The FCC's proposal to eliminate historic and environmental reviews for some small cell (5G) wireless broadband buildouts on both federal lands and private property could reduce the cost of building out those networks by as much as $1.6 billion between 2018 and 2026 assuming a two-thirds reduction in reviews, according to an Accenture study commissioned by CTIA.
The FCC is proposing to exempt new small cell deployments from historic and environmental reviews that wireless companies say dramatically extend deployment timelines and raise costs.
Accenture estimates that the cost of deployment will go from $36 million in 2017 (or almost 30% of deployment costs) to six times as many reviews given the pace of new buildouts.
CTIA released the study Tuesday (March 13) in advance of the FCC's planned March 22 vote on the proposal, which has drawn lots of fans in the broadband buildout community. FCC commissioner Brendan Carr outlined the FCC order last month in a speech.
"Small cells are similar in size to a pizza box and can be deployed on streetlights or utility poles in about one hour," said CTIA in releasing the report. "However, under rules that were designed decades ago for 200-foot cell towers, getting necessary federal and local permissions can take over a year and require multiple, duplicative reviews including federal environmental and historic preservation reviews."
CTIA president Meredith Attwell Baker told Multichannel News that the FCC move has to be seen in the context of a global race for 5G, which she said Nokia's CEO had called a "neck and neck race with China."
"The stakes are huge and the Accenture report we're rolling out today demonstrates how important what the FCC is going to do on March 22 really is," she said.
Baker said reducing the cost of getting new services out by $1.6 billion is "very significant."
She said one of the reasons easing the process is so important is that there will be 550% more small cells deployed this year than last.
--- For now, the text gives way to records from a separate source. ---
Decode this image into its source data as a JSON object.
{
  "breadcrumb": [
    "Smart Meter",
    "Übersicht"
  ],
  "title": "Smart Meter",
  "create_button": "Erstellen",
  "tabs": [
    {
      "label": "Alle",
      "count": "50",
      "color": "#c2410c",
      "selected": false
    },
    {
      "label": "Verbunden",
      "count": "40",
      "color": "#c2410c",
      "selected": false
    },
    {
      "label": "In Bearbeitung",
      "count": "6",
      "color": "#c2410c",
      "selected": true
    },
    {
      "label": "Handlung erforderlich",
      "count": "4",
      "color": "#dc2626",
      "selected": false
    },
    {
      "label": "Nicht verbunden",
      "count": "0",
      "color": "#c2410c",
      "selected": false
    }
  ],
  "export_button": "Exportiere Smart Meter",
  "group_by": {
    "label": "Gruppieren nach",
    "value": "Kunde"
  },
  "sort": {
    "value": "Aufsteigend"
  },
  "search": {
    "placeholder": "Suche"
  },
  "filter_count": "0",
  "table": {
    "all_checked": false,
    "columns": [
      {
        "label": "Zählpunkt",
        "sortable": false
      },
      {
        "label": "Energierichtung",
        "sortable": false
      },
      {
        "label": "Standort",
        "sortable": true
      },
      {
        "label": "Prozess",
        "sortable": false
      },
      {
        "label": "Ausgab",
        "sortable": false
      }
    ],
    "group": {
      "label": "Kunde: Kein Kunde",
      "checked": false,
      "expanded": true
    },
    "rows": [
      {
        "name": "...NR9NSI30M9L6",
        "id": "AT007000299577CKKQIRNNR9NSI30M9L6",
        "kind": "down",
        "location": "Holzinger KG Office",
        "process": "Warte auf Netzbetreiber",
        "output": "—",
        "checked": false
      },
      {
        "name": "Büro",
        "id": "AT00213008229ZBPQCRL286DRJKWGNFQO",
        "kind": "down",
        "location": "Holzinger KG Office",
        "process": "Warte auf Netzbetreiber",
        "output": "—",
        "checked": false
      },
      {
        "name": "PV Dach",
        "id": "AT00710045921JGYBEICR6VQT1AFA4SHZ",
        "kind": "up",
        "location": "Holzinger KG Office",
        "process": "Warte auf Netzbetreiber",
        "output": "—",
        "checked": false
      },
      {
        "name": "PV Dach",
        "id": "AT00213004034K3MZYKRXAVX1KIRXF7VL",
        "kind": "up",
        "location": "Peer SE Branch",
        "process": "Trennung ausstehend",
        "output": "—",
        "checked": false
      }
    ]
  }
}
She said it is "astonishing" how fast that investment was coming after the approval of a 5G standard.
The FCC move will significantly reduce the number of months -- in half by Carr's estimate -- it takes to deploy, as well as cut the costs.
Baker said that will have a big impact on the global race for 5G.
So, does exempting small cells from the reviews mean cutting corners on the environment or putting antennas on the Washington Monument?
"No," said Baker. "Nothing in this is going to change the way our industry has to relate to the localities that we serve. This is really about bringing investment into small cells faster so our communities can have faster, better, broadband -- up to 100 times as fast as 4G serving 100 times the number of devices."
The Accenture report is based on "a survey of carriers representing the wireless industry on spend related to federally-mandated historic and environmental reviews and other key data points."